In every respect, Milledgeville is a very desirable and attractive village. The people are intelligent, courteous and hospitable. The farms around are in good condition, the farmers wide awake and full of energy, and evidences of thrift and comfort are apparent on every hand.

Milledgeville M. E. Church - The first class meeting was held in James McCreedy's barn, about three quarters of a mile southwest of Milledgeville, on the farm now owned by Aug. Moeller. The members of this class were as follows: Joseph Allison, Rebecca Allison, Isaac Marker, John T. DeGroff, Lucinda DeGroff, James and Polly McCreedy, Isaac Mason, Fisher and Jane G. Allison, Dorcas Estabrook, and about three others, whose names the writer was unable to ascertain. Of these, only four are now living - Fisher and Jane G. Allison, Rebecca Allison and Dorcas Estabrook.

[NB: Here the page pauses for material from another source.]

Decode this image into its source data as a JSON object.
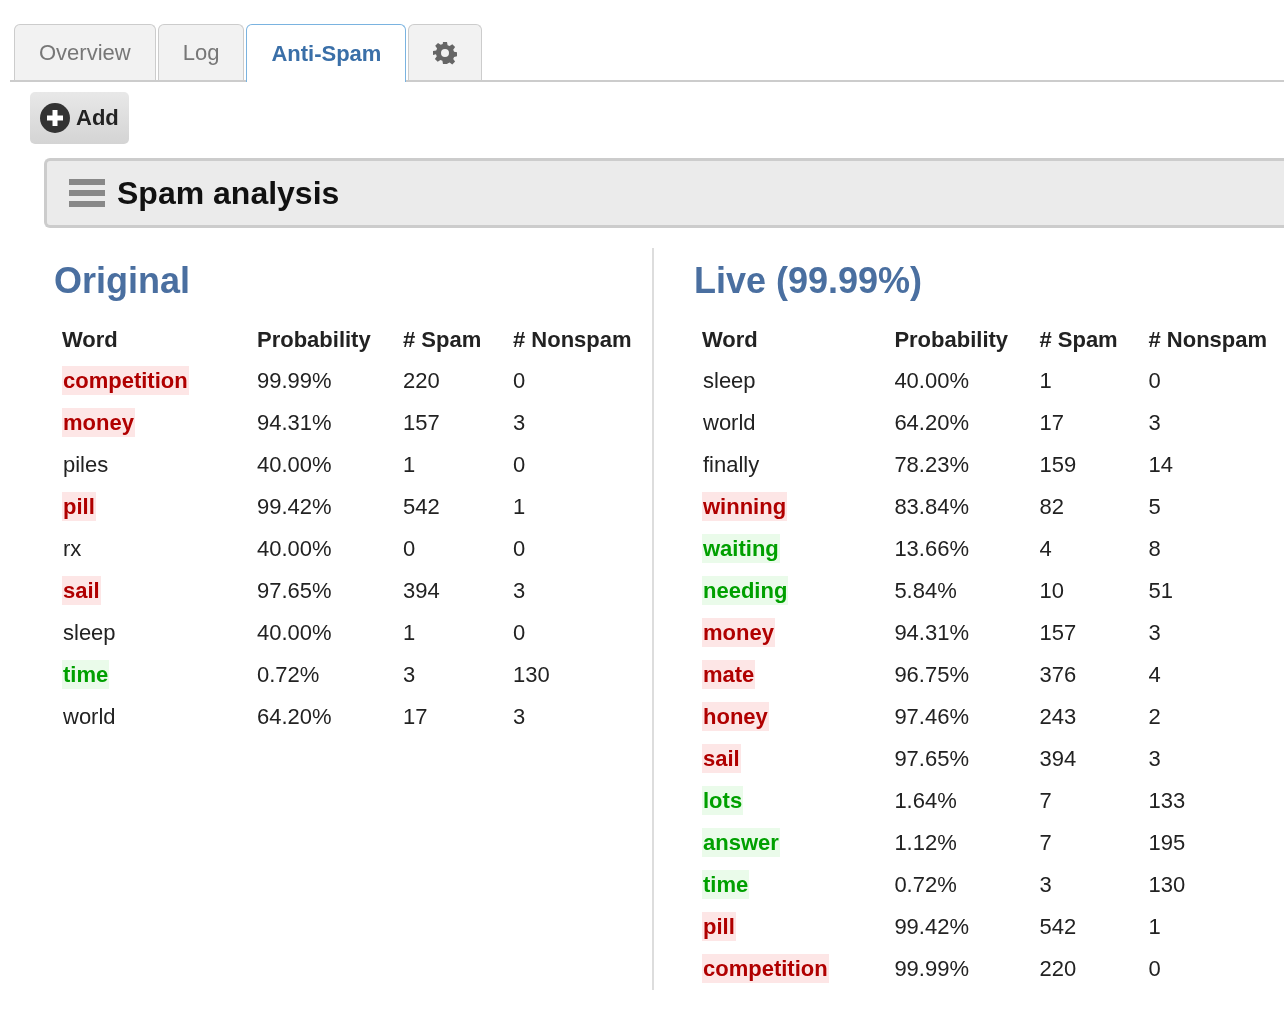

On the 19th of February, 1855, Chester Olmsted and George W. Harris started to Chicago to buy lumber for the church building, which was put up by George W. Harris, and was completed at a cost of $3,500; was dedicated February 8, 1866; sermon was preached by Rev. Dr. Hitchcock.

Names of pastors: Revs. A. M. Early, Isaac Searles, R. L. Averill, B. C. Rawley, W. P. Jones, B. H. Cartright, Boyd Low, M. Decker, M. Bourne, M. Hannah, Z. D. Paddock, S. Guyer, O. Hutchins, A. W. McCausland, F. R. Mastin, M. L. Rice, James Willing, Joseph Wardell, G. W. Perry, R. Brotherton, A. P. Hatch, J. T. Cooper, and C. E. Smith, present pastor.

The first school taught in Milledgeville was taught in a private house, by Miss Miriam Whitney, daughter of old Dr. Whitney, of Belvidere, in the Summer or Fall of 1847.

The first school house built under the school law was built in 1852, costing about $400.

The present school building was built the past year. The contract was let June 16, 1877. It contains four rooms, and is a fine, commodious building, costing about $6,000.